What is the difference in their human quality and those they slave for? What is it? Do they have less IQ, less beauty, fewer gifts, and are they substandard human beings?
The answer is simple. Education! Or the lack of it.
It is what makes Atongo pound fufu in the eatery and Manasseh Azure an astute journalist, even though they both come from the same part of Ghana and from a humble background.
Education is what made John Dramani Mahama, President of the Republic of Ghana at a relatively youthful age and continue to make Manasseh Azure's father a night watchman even at retirement age.
Education is the key that unlocks the human in you, without it, even if others want to treat you like a human being, you will reject it.
Education is what made the difference in my life.
Starting life as a street hawker in mile 7,New Achimota, living with my siblings and my mother in uncompleted buildings and watching my mother carry concrete and cement as labourer to make ends meet, it was education that changed the narrative.
Having waited for nine years to finally get the opportunity to step in primary one for the first time in New Achimota Presby, it was this key which made me the school prefect in primary school, JSS, and SSS. Education made me the President of Commonwealth Hall JCR of the University of Ghana, Executive Committee member of the SRC , USAG and NUGS.
YES, it was education which took me to the Office of the President to work in the Chief of Staff's Office. It was education. And yes, it is education which gives me the luxury to choose between carrying my Christmas shopping on my head or not.

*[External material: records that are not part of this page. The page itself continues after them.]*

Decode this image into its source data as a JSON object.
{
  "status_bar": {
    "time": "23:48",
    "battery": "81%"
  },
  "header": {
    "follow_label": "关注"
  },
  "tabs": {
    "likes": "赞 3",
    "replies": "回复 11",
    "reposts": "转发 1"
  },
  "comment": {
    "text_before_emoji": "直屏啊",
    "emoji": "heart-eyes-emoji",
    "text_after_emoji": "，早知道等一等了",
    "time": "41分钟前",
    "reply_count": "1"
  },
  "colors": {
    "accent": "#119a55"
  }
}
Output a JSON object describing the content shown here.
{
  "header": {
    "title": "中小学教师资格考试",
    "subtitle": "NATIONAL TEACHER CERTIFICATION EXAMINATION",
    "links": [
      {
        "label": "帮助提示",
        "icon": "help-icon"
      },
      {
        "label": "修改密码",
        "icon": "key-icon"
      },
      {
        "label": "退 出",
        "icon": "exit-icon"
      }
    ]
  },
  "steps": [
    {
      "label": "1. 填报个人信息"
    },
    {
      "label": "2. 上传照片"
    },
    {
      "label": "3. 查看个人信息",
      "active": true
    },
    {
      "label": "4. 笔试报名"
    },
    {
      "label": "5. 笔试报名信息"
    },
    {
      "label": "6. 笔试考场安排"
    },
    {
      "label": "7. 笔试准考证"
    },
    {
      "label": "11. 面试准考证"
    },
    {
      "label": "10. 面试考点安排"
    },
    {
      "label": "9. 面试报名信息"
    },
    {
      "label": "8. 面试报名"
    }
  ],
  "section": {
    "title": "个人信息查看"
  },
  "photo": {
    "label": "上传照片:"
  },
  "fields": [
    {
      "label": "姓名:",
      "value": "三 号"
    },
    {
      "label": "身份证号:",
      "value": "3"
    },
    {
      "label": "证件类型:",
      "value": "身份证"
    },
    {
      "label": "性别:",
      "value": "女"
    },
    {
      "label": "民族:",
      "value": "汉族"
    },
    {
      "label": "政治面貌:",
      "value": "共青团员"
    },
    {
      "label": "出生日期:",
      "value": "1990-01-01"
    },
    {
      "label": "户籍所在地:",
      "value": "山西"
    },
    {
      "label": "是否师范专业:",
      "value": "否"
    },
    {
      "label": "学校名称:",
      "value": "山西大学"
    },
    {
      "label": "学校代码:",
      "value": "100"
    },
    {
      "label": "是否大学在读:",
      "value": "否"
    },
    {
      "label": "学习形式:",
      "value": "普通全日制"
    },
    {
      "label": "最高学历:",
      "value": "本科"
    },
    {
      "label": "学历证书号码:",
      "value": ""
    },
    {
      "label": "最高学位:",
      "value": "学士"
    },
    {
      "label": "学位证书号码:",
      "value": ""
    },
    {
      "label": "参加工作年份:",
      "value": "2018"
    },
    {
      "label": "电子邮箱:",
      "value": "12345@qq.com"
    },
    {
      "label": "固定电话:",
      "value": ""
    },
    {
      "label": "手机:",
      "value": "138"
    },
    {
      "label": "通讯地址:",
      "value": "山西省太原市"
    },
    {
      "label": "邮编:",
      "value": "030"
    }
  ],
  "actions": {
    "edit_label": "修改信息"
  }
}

Imagine if there was no decision to take me to school even at age nine. Just imagine, for a second. Having started as bread hawker, perhaps, I would have ended up carrying Manasseh's Christmas shopping. Or become a village champion, impregnating several ladies.
Recently, the very beautiful daughter of Barbara Serwaah Asamoah, former deputy minister for Lands and Natural Resources, got married.
According to the mother, she got pregnant when she was barely a teenager.
It was very difficult. Having gotten pregnant as a street hawker to a man she never ever met again, it was her resolve to pursue education even with her baby strapped at her back. Today she is a lawyer, former minister of state and a proud farmer.
Nobody was born useless. The blind, the cripple, and people with defects, even when they gain education, they rule their world.
Dr Danaa remains very blind, yet, with education, has risen to the high office of a minister and is a distinguished lawyer in Ghana.
Dr Otabil was right. Our problems are wisdom problems
Africa is suffering because we have turned our greatest assets, the youth, into burdens and liabilities, by refusing to make them productive with education. So, like the isosceles triangle, we have stood our productivity on its head, with the few educated supporting the bulk of uneducated people in our homes, and society at large. As a result our nation is underdeveloped, poor and indebted.
Education is really the secret of the developed nations. Where more hands are trained, more revenue is accrued. But more than that research has shown that the educated person is healthier, decent, not a threat to society and contribute to income generation. It is not so with the uneducated.
With few exceptions, they are those in the squatters, they are those selling in the streets, the kayayies, they do the armed robbery and likely to end up in Libya.
Huge percentages of national resources end up just addressing challenges from unhealthy lifestyles, fighting armed robbery, teenage pregnancy, and social vices arising as a result of the lifestyles of the poor, who are mostly unlettered.
I conclude that the solution to building a successful life, family, church, organization, and country lies in Education! Education!! Education!!! Educate yourself and you will succeed. Similarly, build your family or organization with educated people and it will flourish.
It is the most effective way to abolish 21st-century slavery perpetuated by all including our religious institutions, government and the constitution, which trumpets freedom and Justice on the rooftops and practice otherwise.
Akyena Brantuo Benjamin.
Broadcast Journalist and Director, BLC.